(Exercise details) Every record below should be written out exactly; pictures stay out.

(Dataset rows for apps and sites)
Content starts

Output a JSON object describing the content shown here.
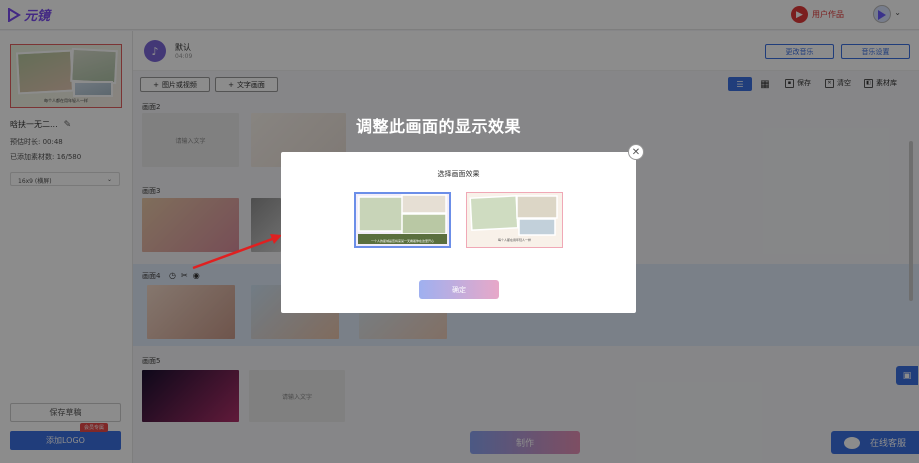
{
  "app": {
    "logo_text": "元镜",
    "user_works_label": "用户作品"
  },
  "sidebar": {
    "project_name": "晗扶一无二...",
    "duration": "预估时长: 00:48",
    "material_count": "已添加素材数: 16/580",
    "ratio_value": "16x9 (横屏)",
    "thumb_caption": "每个人都在用年轻人一样",
    "save_draft_label": "保存草稿",
    "add_logo_label": "添加LOGO",
    "member_badge": "会员专属"
  },
  "music": {
    "name": "默认",
    "time": "04:09",
    "change_music_label": "更改音乐",
    "music_settings_label": "音乐设置"
  },
  "toolbar": {
    "add_image_video_label": "图片或视频",
    "add_text_frame_label": "文字画面",
    "save_label": "保存",
    "clear_label": "清空",
    "library_label": "素材库"
  },
  "scenes": [
    {
      "label": "画面2",
      "text_placeholder": "请输入文字"
    },
    {
      "label": "画面3"
    },
    {
      "label": "画面4"
    },
    {
      "label": "画面5",
      "text_placeholder": "请输入文字"
    }
  ],
  "bottom": {
    "make_label": "制作",
    "service_label": "在线客服"
  },
  "annotation": {
    "text": "调整此画面的显示效果"
  },
  "modal": {
    "title": "选择画面效果",
    "confirm_label": "确定",
    "option1_caption": "一个人的星城是否将来某一天看着你在这里开心"
  },
  "colors": {
    "accent": "#3b6fe0",
    "brand": "#7a4cf0",
    "red": "#e03a3a"
  }
}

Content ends

(Response area)
Output a JSON object describing the content shown here.
{
  "app": {
    "logo_text": "元镜",
    "user_works_label": "用户作品"
  },
  "sidebar": {
    "project_name": "晗扶一无二...",
    "duration": "预估时长: 00:48",
    "material_count": "已添加素材数: 16/580",
    "ratio_value": "16x9 (横屏)",
    "thumb_caption": "每个人都在用年轻人一样",
    "save_draft_label": "保存草稿",
    "add_logo_label": "添加LOGO",
    "member_badge": "会员专属"
  },
  "music": {
    "name": "默认",
    "time": "04:09",
    "change_music_label": "更改音乐",
    "music_settings_label": "音乐设置"
  },
  "toolbar": {
    "add_image_video_label": "图片或视频",
    "add_text_frame_label": "文字画面",
    "save_label": "保存",
    "clear_label": "清空",
    "library_label": "素材库"
  },
  "scenes": [
    {
      "label": "画面2",
      "text_placeholder": "请输入文字"
    },
    {
      "label": "画面3"
    },
    {
      "label": "画面4"
    },
    {
      "label": "画面5",
      "text_placeholder": "请输入文字"
    }
  ],
  "bottom": {
    "make_label": "制作",
    "service_label": "在线客服"
  },
  "annotation": {
    "text": "调整此画面的显示效果"
  },
  "modal": {
    "title": "选择画面效果",
    "confirm_label": "确定",
    "option1_caption": "一个人的星城是否将来某一天看着你在这里开心"
  },
  "colors": {
    "accent": "#3b6fe0",
    "brand": "#7a4cf0",
    "red": "#e03a3a"
  }
}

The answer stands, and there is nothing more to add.